Instructions to follow: Where in the data below does the word "value" appear? Copy every line that has it.

Material for this exercise:
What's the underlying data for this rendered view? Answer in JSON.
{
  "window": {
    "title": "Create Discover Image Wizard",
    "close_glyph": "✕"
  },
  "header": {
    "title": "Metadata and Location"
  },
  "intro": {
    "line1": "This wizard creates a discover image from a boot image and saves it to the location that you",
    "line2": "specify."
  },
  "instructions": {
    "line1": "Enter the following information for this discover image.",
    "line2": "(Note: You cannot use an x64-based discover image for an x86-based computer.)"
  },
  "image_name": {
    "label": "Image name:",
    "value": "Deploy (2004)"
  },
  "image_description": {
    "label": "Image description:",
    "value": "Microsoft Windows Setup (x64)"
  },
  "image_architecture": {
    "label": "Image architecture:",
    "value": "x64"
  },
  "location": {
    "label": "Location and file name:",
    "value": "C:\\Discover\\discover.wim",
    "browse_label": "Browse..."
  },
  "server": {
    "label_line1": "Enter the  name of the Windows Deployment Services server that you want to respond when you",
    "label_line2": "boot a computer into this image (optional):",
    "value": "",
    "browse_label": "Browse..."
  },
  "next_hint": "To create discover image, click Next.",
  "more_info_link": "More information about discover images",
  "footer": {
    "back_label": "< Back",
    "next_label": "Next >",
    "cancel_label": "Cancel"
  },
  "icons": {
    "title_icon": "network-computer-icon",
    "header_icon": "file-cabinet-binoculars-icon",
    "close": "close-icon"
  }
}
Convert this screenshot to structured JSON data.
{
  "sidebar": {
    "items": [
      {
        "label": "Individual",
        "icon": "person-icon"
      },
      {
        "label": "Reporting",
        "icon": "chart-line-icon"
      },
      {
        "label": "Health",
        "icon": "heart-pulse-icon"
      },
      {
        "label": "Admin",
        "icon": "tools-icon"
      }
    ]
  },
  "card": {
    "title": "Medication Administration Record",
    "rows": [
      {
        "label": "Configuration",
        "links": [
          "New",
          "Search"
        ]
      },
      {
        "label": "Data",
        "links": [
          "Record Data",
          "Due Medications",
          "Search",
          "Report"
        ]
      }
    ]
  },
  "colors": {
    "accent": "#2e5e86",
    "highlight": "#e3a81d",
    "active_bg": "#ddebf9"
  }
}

Task solution:
    "value": "Deploy (2004)"
    "value": "Microsoft Windows Setup (x64)"
    "value": "x64"
    "value": "C:\\Discover\\discover.wim",
    "value": "",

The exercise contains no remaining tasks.